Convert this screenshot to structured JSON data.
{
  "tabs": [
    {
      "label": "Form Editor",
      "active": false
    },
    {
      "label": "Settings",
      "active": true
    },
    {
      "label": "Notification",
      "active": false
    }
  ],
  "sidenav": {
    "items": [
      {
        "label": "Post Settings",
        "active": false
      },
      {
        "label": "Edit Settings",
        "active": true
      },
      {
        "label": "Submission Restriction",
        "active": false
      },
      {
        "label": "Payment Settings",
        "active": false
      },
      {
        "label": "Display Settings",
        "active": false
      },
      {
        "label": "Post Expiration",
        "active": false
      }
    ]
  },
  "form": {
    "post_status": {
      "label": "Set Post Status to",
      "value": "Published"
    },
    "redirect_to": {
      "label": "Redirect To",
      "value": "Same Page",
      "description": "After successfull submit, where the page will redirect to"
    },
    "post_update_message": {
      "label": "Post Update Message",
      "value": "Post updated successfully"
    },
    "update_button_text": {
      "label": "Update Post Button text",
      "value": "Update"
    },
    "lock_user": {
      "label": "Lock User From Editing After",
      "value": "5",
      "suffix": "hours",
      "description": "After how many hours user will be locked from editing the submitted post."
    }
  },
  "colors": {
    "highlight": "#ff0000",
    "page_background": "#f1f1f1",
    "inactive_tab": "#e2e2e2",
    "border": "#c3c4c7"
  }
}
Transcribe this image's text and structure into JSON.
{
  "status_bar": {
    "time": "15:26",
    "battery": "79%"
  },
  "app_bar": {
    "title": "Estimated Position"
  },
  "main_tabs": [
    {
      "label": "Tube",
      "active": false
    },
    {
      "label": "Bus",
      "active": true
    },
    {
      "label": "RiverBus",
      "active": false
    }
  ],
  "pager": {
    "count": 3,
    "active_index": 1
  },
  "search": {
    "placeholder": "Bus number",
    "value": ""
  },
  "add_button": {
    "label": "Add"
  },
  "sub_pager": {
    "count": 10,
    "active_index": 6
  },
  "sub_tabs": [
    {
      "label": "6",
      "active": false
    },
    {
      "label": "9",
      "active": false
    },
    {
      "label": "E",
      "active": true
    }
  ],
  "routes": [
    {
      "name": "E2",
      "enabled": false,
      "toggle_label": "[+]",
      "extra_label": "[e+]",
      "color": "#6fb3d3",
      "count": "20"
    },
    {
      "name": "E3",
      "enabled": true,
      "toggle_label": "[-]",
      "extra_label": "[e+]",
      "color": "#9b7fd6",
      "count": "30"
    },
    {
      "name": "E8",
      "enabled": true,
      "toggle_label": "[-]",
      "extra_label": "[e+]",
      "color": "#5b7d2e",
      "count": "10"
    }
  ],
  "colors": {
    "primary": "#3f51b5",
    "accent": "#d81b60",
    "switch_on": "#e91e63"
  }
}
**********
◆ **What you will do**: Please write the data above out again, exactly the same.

◆ **Completed exercise**:
Convert this screenshot to structured JSON data.
{
  "tabs": [
    {
      "label": "Form Editor",
      "active": false
    },
    {
      "label": "Settings",
      "active": true
    },
    {
      "label": "Notification",
      "active": false
    }
  ],
  "sidenav": {
    "items": [
      {
        "label": "Post Settings",
        "active": false
      },
      {
        "label": "Edit Settings",
        "active": true
      },
      {
        "label": "Submission Restriction",
        "active": false
      },
      {
        "label": "Payment Settings",
        "active": false
      },
      {
        "label": "Display Settings",
        "active": false
      },
      {
        "label": "Post Expiration",
        "active": false
      }
    ]
  },
  "form": {
    "post_status": {
      "label": "Set Post Status to",
      "value": "Published"
    },
    "redirect_to": {
      "label": "Redirect To",
      "value": "Same Page",
      "description": "After successfull submit, where the page will redirect to"
    },
    "post_update_message": {
      "label": "Post Update Message",
      "value": "Post updated successfully"
    },
    "update_button_text": {
      "label": "Update Post Button text",
      "value": "Update"
    },
    "lock_user": {
      "label": "Lock User From Editing After",
      "value": "5",
      "suffix": "hours",
      "description": "After how many hours user will be locked from editing the submitted post."
    }
  },
  "colors": {
    "highlight": "#ff0000",
    "page_background": "#f1f1f1",
    "inactive_tab": "#e2e2e2",
    "border": "#c3c4c7"
  }
}
Transcribe this image's text and structure into JSON.
{
  "status_bar": {
    "time": "15:26",
    "battery": "79%"
  },
  "app_bar": {
    "title": "Estimated Position"
  },
  "main_tabs": [
    {
      "label": "Tube",
      "active": false
    },
    {
      "label": "Bus",
      "active": true
    },
    {
      "label": "RiverBus",
      "active": false
    }
  ],
  "pager": {
    "count": 3,
    "active_index": 1
  },
  "search": {
    "placeholder": "Bus number",
    "value": ""
  },
  "add_button": {
    "label": "Add"
  },
  "sub_pager": {
    "count": 10,
    "active_index": 6
  },
  "sub_tabs": [
    {
      "label": "6",
      "active": false
    },
    {
      "label": "9",
      "active": false
    },
    {
      "label": "E",
      "active": true
    }
  ],
  "routes": [
    {
      "name": "E2",
      "enabled": false,
      "toggle_label": "[+]",
      "extra_label": "[e+]",
      "color": "#6fb3d3",
      "count": "20"
    },
    {
      "name": "E3",
      "enabled": true,
      "toggle_label": "[-]",
      "extra_label": "[e+]",
      "color": "#9b7fd6",
      "count": "30"
    },
    {
      "name": "E8",
      "enabled": true,
      "toggle_label": "[-]",
      "extra_label": "[e+]",
      "color": "#5b7d2e",
      "count": "10"
    }
  ],
  "colors": {
    "primary": "#3f51b5",
    "accent": "#d81b60",
    "switch_on": "#e91e63"
  }
}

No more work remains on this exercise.